All sponsored endorsers must not make any misleading or deceptive ads or claims regarding your products. All content must be accurate and truthful. Since you are simply as responsible as any sponsored endorser would be, you need to have a clear policy on what deceptive advertising is and limit such claims. In fact , any employee, affiliate, etc . you allow to publish or promote on behalf of your business really should truly understand what is deceptive below FTC and state consumer safety laws. Your social media policy ought to restrict your company’s bloggers or product reviewers, affiliates and internet marketers against making such claim as well as the policy should be incorporated in the individual agreements used with any affiliates and independent marketers.
-Intellectual Property and Brand Dilution

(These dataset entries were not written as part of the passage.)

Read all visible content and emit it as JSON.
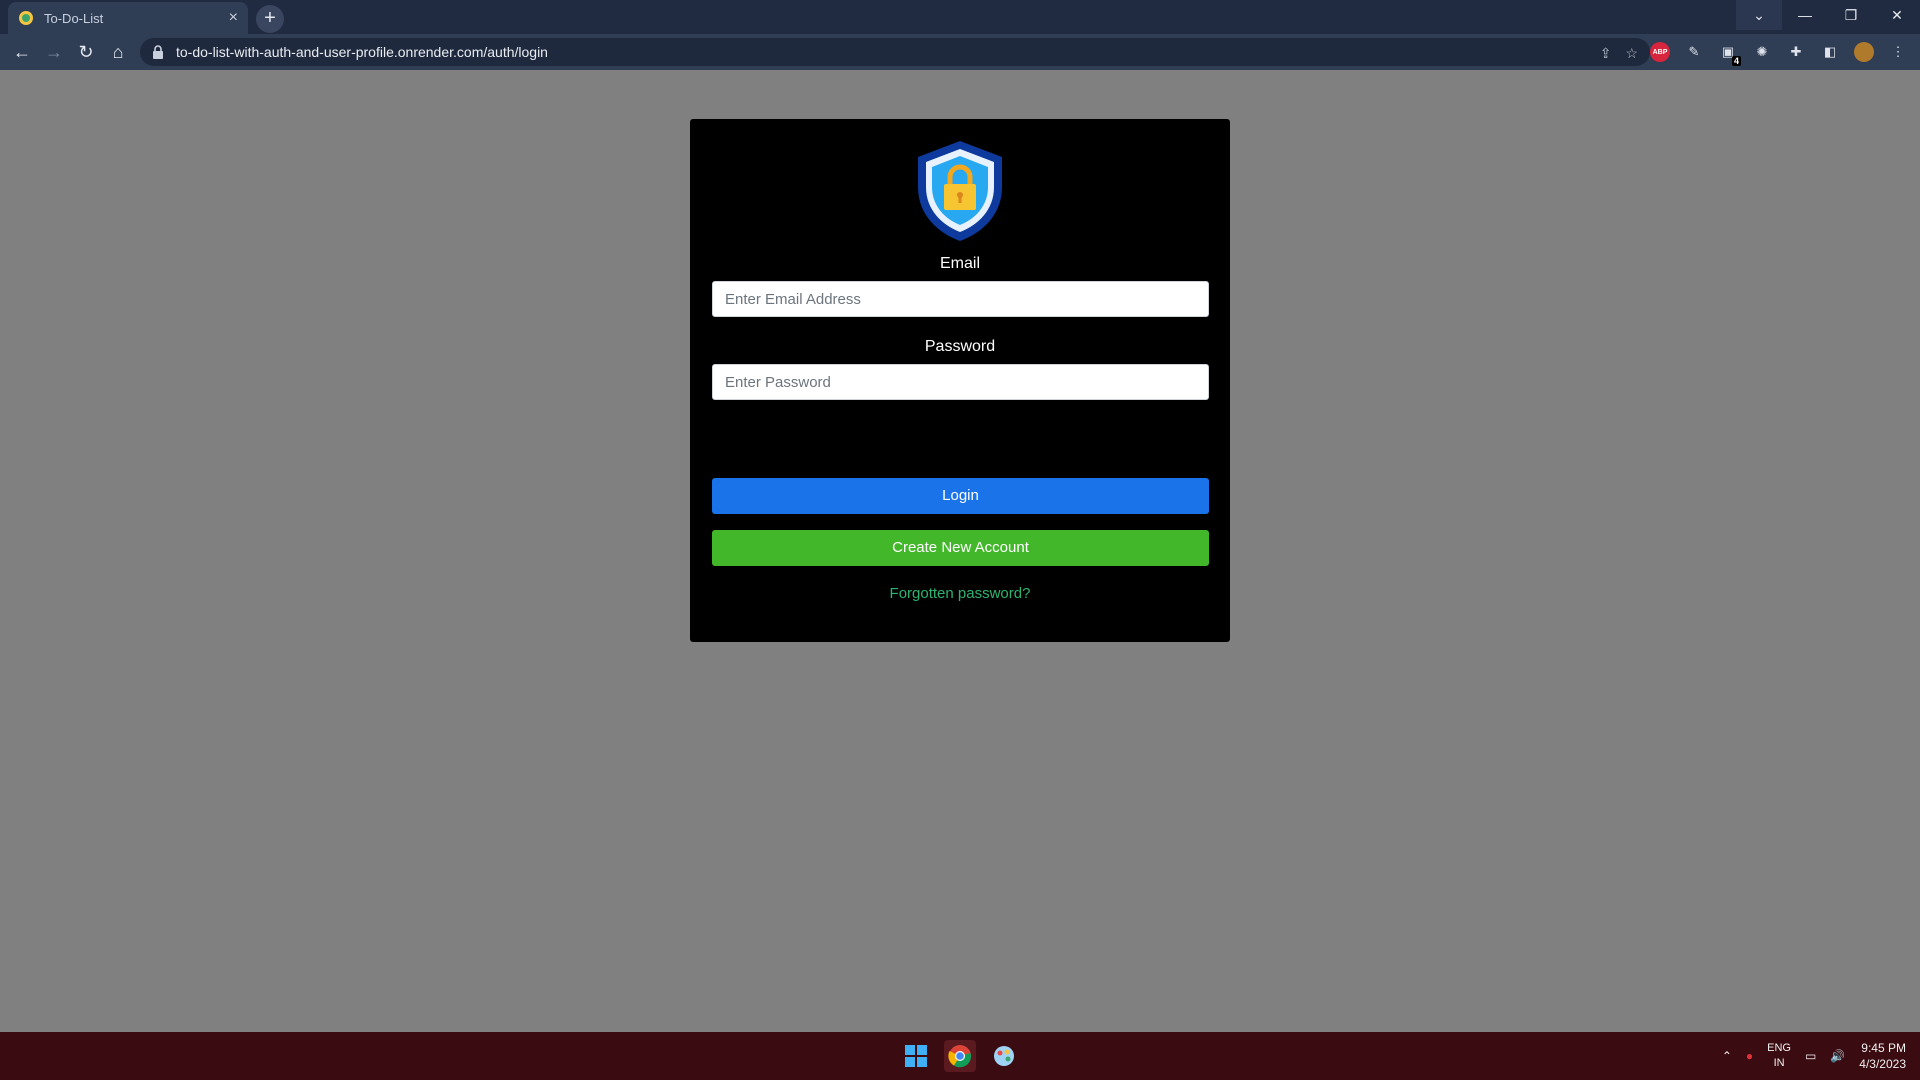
{
  "browser": {
    "tab_title": "To-Do-List",
    "tab_close": "×",
    "new_tab": "+",
    "url": "to-do-list-with-auth-and-user-profile.onrender.com/auth/login",
    "ext_abp_label": "ABP",
    "ext_badge_count": "4"
  },
  "login": {
    "email_label": "Email",
    "email_placeholder": "Enter Email Address",
    "email_value": "",
    "password_label": "Password",
    "password_placeholder": "Enter Password",
    "password_value": "",
    "login_button": "Login",
    "create_button": "Create New Account",
    "forgot_link": "Forgotten password?"
  },
  "taskbar": {
    "lang_top": "ENG",
    "lang_bottom": "IN",
    "time": "9:45 PM",
    "date": "4/3/2023"
  },
  "colors": {
    "page_bg": "#808080",
    "card_bg": "#000000",
    "login_button": "#1a73e8",
    "create_button": "#42b72a",
    "forgot_link": "#2db36f",
    "taskbar_bg": "#3a0b10",
    "browser_chrome": "#2f3d55"
  },
  "icons": {
    "logo": "shield-lock-icon",
    "back": "back-arrow-icon",
    "forward": "forward-arrow-icon",
    "reload": "reload-icon",
    "home": "home-icon",
    "lock": "lock-icon",
    "share": "share-icon",
    "bookmark": "star-icon"
  }
}
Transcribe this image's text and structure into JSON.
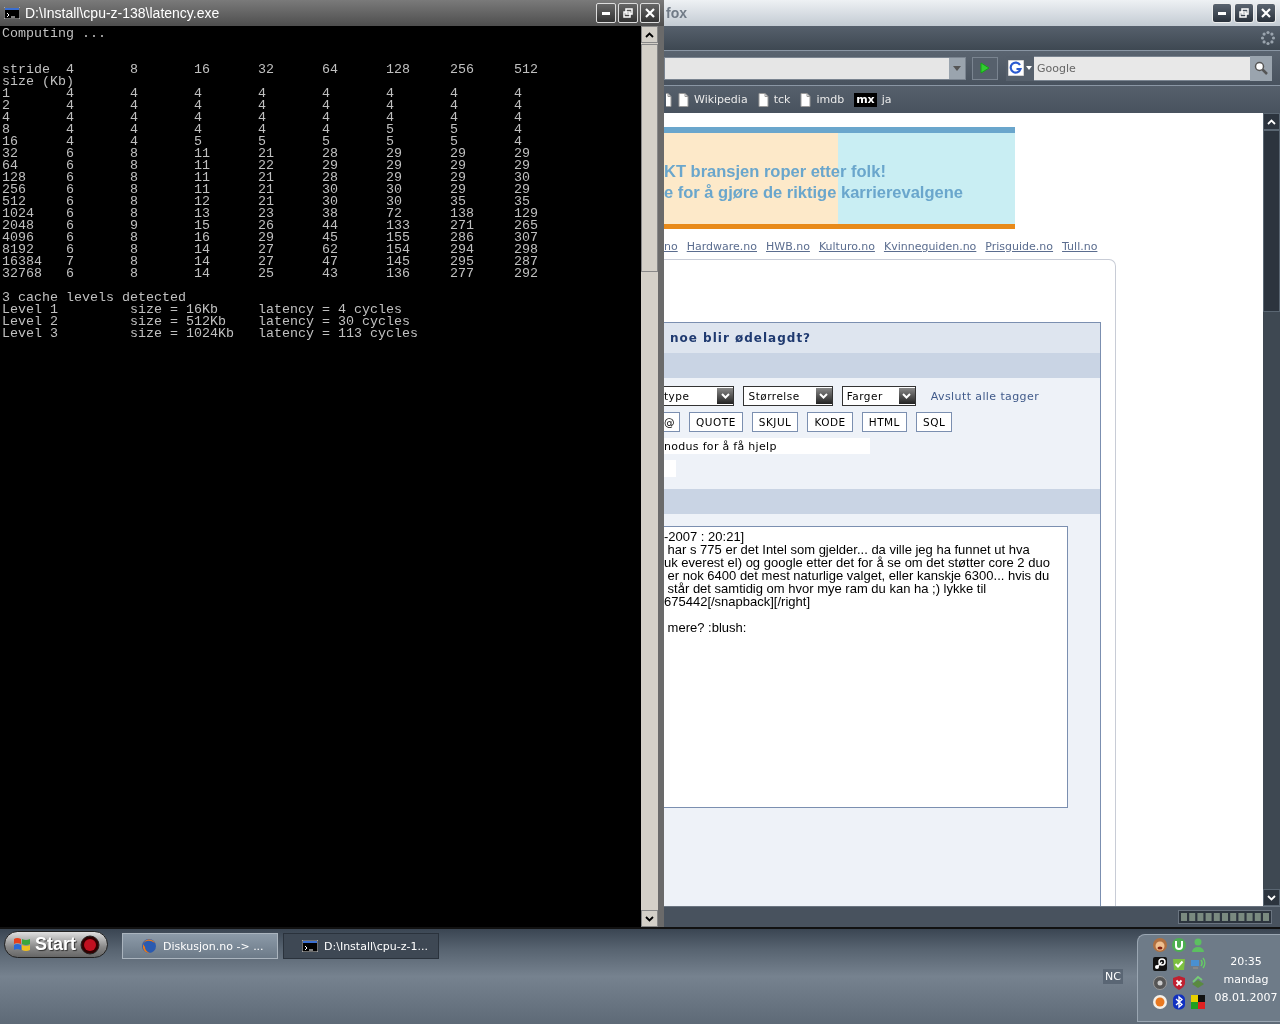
{
  "console_window": {
    "title": "D:\\Install\\cpu-z-138\\latency.exe",
    "status": "Computing ...",
    "table": {
      "header_label": "stride",
      "columns": [
        "4",
        "8",
        "16",
        "32",
        "64",
        "128",
        "256",
        "512"
      ],
      "subheader": "size (Kb)",
      "rows": [
        {
          "size": "1",
          "values": [
            "4",
            "4",
            "4",
            "4",
            "4",
            "4",
            "4",
            "4"
          ]
        },
        {
          "size": "2",
          "values": [
            "4",
            "4",
            "4",
            "4",
            "4",
            "4",
            "4",
            "4"
          ]
        },
        {
          "size": "4",
          "values": [
            "4",
            "4",
            "4",
            "4",
            "4",
            "4",
            "4",
            "4"
          ]
        },
        {
          "size": "8",
          "values": [
            "4",
            "4",
            "4",
            "4",
            "4",
            "5",
            "5",
            "4"
          ]
        },
        {
          "size": "16",
          "values": [
            "4",
            "4",
            "5",
            "5",
            "5",
            "5",
            "5",
            "4"
          ]
        },
        {
          "size": "32",
          "values": [
            "6",
            "8",
            "11",
            "21",
            "28",
            "29",
            "29",
            "29"
          ]
        },
        {
          "size": "64",
          "values": [
            "6",
            "8",
            "11",
            "22",
            "29",
            "29",
            "29",
            "29"
          ]
        },
        {
          "size": "128",
          "values": [
            "6",
            "8",
            "11",
            "21",
            "28",
            "29",
            "29",
            "30"
          ]
        },
        {
          "size": "256",
          "values": [
            "6",
            "8",
            "11",
            "21",
            "30",
            "30",
            "29",
            "29"
          ]
        },
        {
          "size": "512",
          "values": [
            "6",
            "8",
            "12",
            "21",
            "30",
            "30",
            "35",
            "35"
          ]
        },
        {
          "size": "1024",
          "values": [
            "6",
            "8",
            "13",
            "23",
            "38",
            "72",
            "138",
            "129"
          ]
        },
        {
          "size": "2048",
          "values": [
            "6",
            "9",
            "15",
            "26",
            "44",
            "133",
            "271",
            "265"
          ]
        },
        {
          "size": "4096",
          "values": [
            "6",
            "8",
            "16",
            "29",
            "45",
            "155",
            "286",
            "307"
          ]
        },
        {
          "size": "8192",
          "values": [
            "6",
            "8",
            "14",
            "27",
            "62",
            "154",
            "294",
            "298"
          ]
        },
        {
          "size": "16384",
          "values": [
            "7",
            "8",
            "14",
            "27",
            "47",
            "145",
            "295",
            "287"
          ]
        },
        {
          "size": "32768",
          "values": [
            "6",
            "8",
            "14",
            "25",
            "43",
            "136",
            "277",
            "292"
          ]
        }
      ]
    },
    "summary": "3 cache levels detected",
    "levels": [
      {
        "name": "Level 1",
        "size": "size = 16Kb",
        "latency": "latency = 4 cycles"
      },
      {
        "name": "Level 2",
        "size": "size = 512Kb",
        "latency": "latency = 30 cycles"
      },
      {
        "name": "Level 3",
        "size": "size = 1024Kb",
        "latency": "latency = 113 cycles"
      }
    ]
  },
  "browser_window": {
    "title": "fox",
    "search": {
      "placeholder": "Google"
    },
    "bookmarks": [
      {
        "label": "Wikipedia",
        "kind": "page"
      },
      {
        "label": "tck",
        "kind": "page"
      },
      {
        "label": "imdb",
        "kind": "page"
      },
      {
        "label": "ja",
        "kind": "badge",
        "badge": "mx"
      }
    ],
    "banner": {
      "lines": [
        "KT bransjen roper etter folk!",
        "e for å gjøre de riktige karrierevalgene"
      ]
    },
    "site_links": [
      "no",
      "Hardware.no",
      "HWB.no",
      "Kulturo.no",
      "Kvinneguiden.no",
      "Prisguide.no",
      "Tull.no"
    ],
    "forum": {
      "title": "noe blir ødelagdt?",
      "selects": [
        "type",
        "Størrelse",
        "Farger"
      ],
      "close_tags_link": "Avslutt alle tagger",
      "tag_buttons": [
        "@",
        "QUOTE",
        "SKJUL",
        "KODE",
        "HTML",
        "SQL"
      ],
      "hint": "nodus for å få hjelp",
      "message": "-2007 : 20:21]\n har s 775 er det Intel som gjelder... da ville jeg ha funnet ut hva\nuk everest el) og google etter det for å se om det støtter core 2 duo\n er nok 6400 det mest naturlige valget, eller kanskje 6300... hvis du\n står det samtidig om hvor mye ram du kan ha ;) lykke til\n675442[/snapback][/right]\n\n mere? :blush:"
    }
  },
  "taskbar": {
    "start": "Start",
    "tasks": [
      {
        "label": "Diskusjon.no -> ...",
        "kind": "browser",
        "selected": true
      },
      {
        "label": "D:\\Install\\cpu-z-1...",
        "kind": "console",
        "selected": false
      }
    ],
    "tray_label": "NC",
    "clock": {
      "time": "20:35",
      "day": "mandag",
      "date": "08.01.2007"
    }
  }
}
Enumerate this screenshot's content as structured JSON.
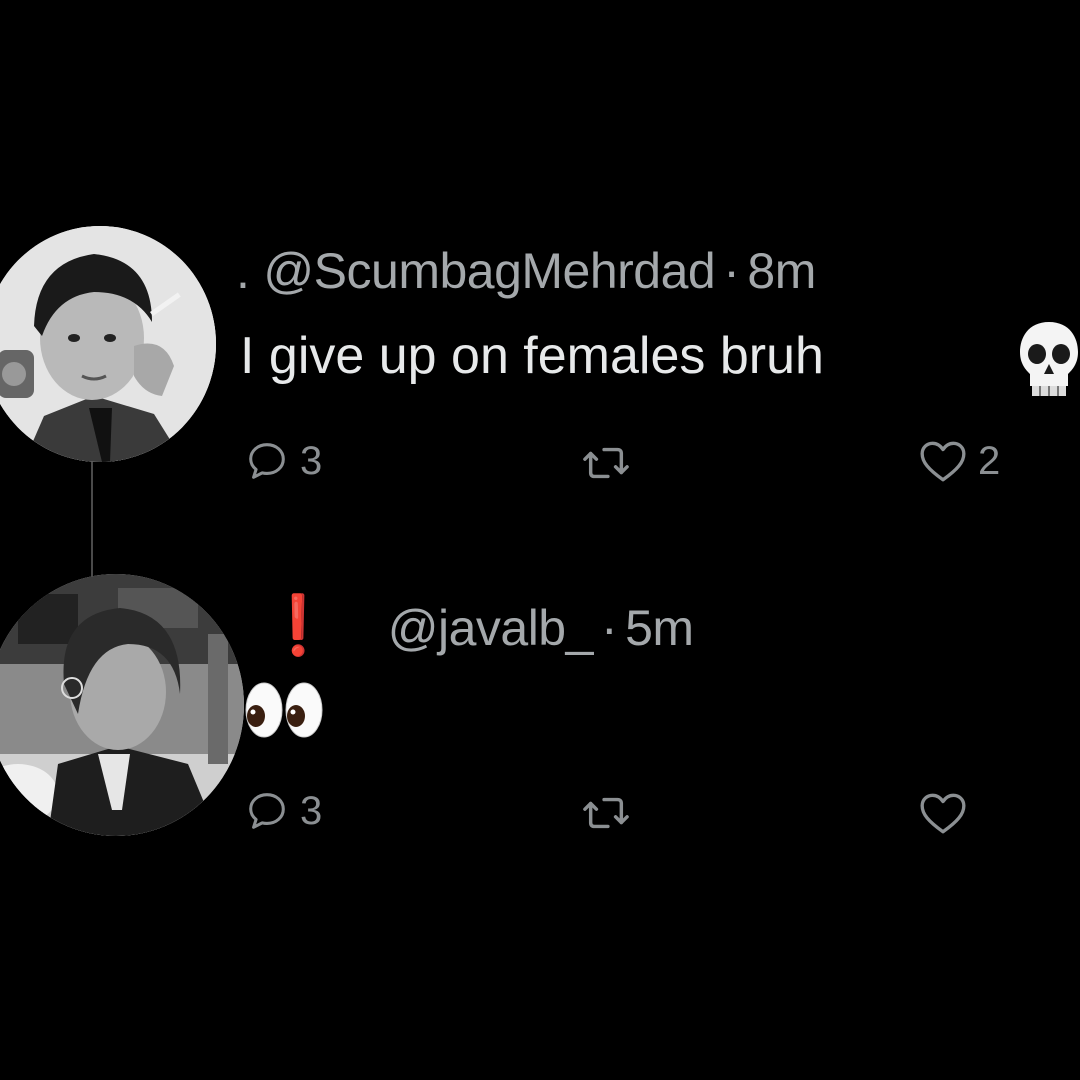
{
  "tweets": [
    {
      "prefix": ".",
      "handle": "@ScumbagMehrdad",
      "separator": "·",
      "time": "8m",
      "text": "I give up on females bruh",
      "emoji": "skull",
      "replies": "3",
      "likes": "2"
    },
    {
      "prefix": "❗",
      "handle": "@javalb_",
      "separator": "·",
      "time": "5m",
      "text": "",
      "emoji": "eyes",
      "replies": "3",
      "likes": ""
    }
  ],
  "icons": {
    "reply": "reply-icon",
    "retweet": "retweet-icon",
    "like": "heart-icon"
  },
  "colors": {
    "background": "#000000",
    "text": "#e7e9ea",
    "muted": "#8b8f92",
    "exclamation": "#e0202a"
  }
}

Restrict your employees from including any company logos or trademarks on their own personal blogs or even Facebook pages unless permission is granted. Similarly, they should not be allowed to upload or paste these marks onto any other interactive forum. Clearly communicate the company’s expectations and offer examples of scenarios that are acceptable and include an accepted description of the company’s brand. Inform you that individuals who link online details with the company and disclose their particular employment also incorporate the authorized language into their online profiles. A policy that includes the positive can help to build promoters for the brand. Trust your employees to drive responsibly if you give them the rules of the road. You should restrict employees from posting unauthorized ‘promos’ that purport to represent the company with no pre-approval.